"CLIPLET" makes "take a picture" take a 5 second video, and generally breaks the entire picture taking process. There is a huge amount of camera lag when you enable this, and the Glass screen turns completely black while you're recording. It's a big mess. Microsoft Research has a product called "Cliplet," which is a cinemagraph maker. So maybe this is a new, crazy, broken camera mode.
"COMPANION_API" sounds interesting; like they have a lot more planned for the MyGlass app, which is internally called "com.google.glass.companion." I haven't bothered trying this because it would undoubtedly require a special version of MyGlass, which I do not have.
"DEBUG_LAUNCHER" adds an option to launch an Android home screen app in Settings -> device info. It just crashes on my Glass unit though. I'm not sure if that's something I broke or if it's just not ready yet.
"GPS_DEBUG_CARD" adds a completely blank card to settings! Scary.
Either "LONG_TAP_TO_SEARCH" or "LONG_TAP_UI_SEARCH" should let you disable the Google Search long press, which is great, because it is annoying.
"NAV_USE_LOCAL_GPS" would presumably use Glass's GPS chip instead of your phone's (if it even has one) but it doesn't work. I tried.
"QUICK_QR_CODE" doesn't seem to do anything, but then the only thing I could think to try was to take a picture of a QR code. Nothing happened.
"THIRD_PARTY_VOICE" sounds like it would enable developers to plug into the voice menu, which is exactly what Glass needs. I didn't try this because you would need to write an accompanying native Glass app that adheres to a completely undocumented and possibly broken API.
There are also settings for switching the server your Glass unit connects to: "DEV_SERVERS," "KANNADI_DEV_SERVER," "PRODUCTION_SERVERS," "STAGING_SERVERS," and "TESTING_SERVERS." I haven't tried messing with these, because, well, if you've ever read the Glass Terms of Sale, the Glass Team sounds like they are vengeful gods, who would not look kindly on being poked with a stick.
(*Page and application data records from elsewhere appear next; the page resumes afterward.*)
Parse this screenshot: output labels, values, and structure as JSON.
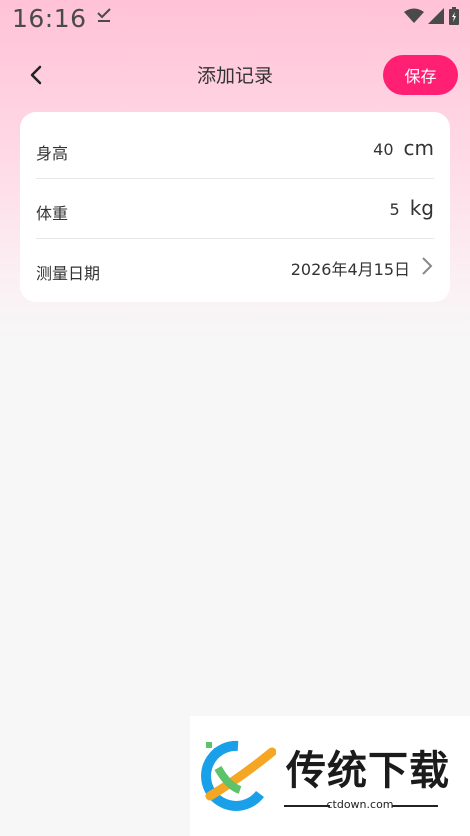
{
  "status_bar": {
    "time": "16:16"
  },
  "header": {
    "title": "添加记录",
    "save_label": "保存"
  },
  "form": {
    "height": {
      "label": "身高",
      "value": "40",
      "unit": "cm"
    },
    "weight": {
      "label": "体重",
      "value": "5",
      "unit": "kg"
    },
    "date": {
      "label": "测量日期",
      "value": "2026年4月15日"
    }
  },
  "watermark": {
    "title": "传统下载",
    "subtitle": "ctdown.com"
  },
  "colors": {
    "accent": "#ff1f73"
  }
}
I don't want my $1500 gadget to be remotely obliterated.
(I'm sure this is just a case of temporary sanity on my part and I will probably not be able to resist trying them later. I'm not expecting much, though.)
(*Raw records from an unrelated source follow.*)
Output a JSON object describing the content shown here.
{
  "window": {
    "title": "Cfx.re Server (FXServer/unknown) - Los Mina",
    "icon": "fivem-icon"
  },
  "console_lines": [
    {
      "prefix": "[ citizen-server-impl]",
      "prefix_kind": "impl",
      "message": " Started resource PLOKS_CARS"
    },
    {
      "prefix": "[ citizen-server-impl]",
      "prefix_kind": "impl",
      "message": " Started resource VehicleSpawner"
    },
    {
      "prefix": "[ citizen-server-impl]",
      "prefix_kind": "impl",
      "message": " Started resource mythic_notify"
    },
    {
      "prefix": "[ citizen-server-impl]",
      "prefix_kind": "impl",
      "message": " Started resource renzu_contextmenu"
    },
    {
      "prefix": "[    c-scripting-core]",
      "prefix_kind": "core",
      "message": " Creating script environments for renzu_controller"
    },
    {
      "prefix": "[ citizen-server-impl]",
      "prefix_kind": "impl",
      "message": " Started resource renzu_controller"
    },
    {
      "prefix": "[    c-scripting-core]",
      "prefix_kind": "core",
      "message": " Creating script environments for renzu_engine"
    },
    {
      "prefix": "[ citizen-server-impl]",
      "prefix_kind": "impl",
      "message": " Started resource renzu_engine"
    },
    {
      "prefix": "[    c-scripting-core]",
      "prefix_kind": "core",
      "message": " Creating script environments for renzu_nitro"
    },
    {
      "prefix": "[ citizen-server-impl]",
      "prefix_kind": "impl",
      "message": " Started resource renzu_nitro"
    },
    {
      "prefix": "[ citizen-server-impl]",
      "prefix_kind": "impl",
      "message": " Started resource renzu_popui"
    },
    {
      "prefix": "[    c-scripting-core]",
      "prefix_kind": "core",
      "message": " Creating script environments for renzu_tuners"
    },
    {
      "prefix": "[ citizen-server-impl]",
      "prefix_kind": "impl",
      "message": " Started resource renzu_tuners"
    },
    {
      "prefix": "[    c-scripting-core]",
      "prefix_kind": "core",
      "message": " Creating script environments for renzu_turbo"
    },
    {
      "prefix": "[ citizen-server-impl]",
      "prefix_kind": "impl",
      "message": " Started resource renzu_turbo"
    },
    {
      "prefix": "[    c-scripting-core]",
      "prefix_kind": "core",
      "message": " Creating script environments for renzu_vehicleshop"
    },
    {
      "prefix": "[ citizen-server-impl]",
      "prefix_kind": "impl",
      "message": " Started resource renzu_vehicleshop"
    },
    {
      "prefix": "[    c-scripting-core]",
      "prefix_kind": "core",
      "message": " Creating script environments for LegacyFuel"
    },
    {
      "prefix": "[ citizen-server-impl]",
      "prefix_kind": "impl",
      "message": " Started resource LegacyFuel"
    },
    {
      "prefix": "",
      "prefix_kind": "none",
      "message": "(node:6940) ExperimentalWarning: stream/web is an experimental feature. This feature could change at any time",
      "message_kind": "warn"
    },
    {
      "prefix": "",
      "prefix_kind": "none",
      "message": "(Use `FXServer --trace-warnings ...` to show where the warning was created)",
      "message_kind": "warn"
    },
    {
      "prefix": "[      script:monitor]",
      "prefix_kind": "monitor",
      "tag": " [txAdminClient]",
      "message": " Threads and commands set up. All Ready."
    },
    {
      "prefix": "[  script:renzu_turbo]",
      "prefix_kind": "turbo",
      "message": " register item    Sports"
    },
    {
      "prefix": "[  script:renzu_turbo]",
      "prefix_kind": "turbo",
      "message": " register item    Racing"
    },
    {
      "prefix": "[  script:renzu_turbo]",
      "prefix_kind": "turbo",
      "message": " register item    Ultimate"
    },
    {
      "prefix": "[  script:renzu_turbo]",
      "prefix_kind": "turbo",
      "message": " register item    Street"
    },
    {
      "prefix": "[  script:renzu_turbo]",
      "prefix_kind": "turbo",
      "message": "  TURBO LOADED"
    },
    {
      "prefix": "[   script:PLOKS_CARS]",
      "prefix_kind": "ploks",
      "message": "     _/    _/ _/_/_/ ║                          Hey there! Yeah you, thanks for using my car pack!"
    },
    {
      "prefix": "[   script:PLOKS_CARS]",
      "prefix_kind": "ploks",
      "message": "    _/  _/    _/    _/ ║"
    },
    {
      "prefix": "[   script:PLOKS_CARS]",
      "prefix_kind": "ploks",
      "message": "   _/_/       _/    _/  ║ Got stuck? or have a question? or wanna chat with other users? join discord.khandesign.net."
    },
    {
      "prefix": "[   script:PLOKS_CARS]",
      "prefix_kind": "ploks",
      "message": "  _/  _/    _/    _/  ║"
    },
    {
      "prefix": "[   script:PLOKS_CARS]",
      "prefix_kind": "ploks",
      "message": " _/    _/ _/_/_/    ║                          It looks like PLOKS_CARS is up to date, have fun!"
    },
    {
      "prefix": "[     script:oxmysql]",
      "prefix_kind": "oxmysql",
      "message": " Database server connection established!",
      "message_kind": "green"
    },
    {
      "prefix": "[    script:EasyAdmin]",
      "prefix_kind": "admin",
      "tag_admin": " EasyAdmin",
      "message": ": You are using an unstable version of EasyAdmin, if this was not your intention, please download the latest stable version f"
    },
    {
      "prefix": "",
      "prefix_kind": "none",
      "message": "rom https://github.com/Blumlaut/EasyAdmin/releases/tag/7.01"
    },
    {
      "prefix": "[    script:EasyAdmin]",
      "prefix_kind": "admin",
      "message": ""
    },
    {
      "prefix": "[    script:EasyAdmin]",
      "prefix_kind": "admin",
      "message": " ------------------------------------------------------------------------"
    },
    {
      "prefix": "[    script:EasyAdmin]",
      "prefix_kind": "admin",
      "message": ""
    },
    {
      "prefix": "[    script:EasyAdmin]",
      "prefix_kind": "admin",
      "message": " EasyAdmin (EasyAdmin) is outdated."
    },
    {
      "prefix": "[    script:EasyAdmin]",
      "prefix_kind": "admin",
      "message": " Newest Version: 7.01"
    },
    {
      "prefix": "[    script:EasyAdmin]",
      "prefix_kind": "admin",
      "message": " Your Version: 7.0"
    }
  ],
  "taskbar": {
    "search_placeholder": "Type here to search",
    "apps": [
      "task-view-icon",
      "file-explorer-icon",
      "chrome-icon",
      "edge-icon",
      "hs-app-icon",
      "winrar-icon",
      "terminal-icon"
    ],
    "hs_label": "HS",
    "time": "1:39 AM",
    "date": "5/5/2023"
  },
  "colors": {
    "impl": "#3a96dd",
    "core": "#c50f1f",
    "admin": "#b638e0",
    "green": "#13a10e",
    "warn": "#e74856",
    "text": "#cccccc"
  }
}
Wasn't that fun? Hopefully this was an inadvertent peek at a few future Glass features.
If you actually have Glass and want to try this stuff out, be warned, my Glass boot up is now a little shaky and pops up a few crash messages while it's warming up. If you're doing to try anything, I can whole-heartedly recommend "ok_glass_everywhere." It really changes how I think of my device, and should be a default setting. If you play around with this and spot anything neat, let me know! Glass Labs is definitely the first thing I'll check for changes in the next update.
Source: Github, Thanks Zhuowei Zhang!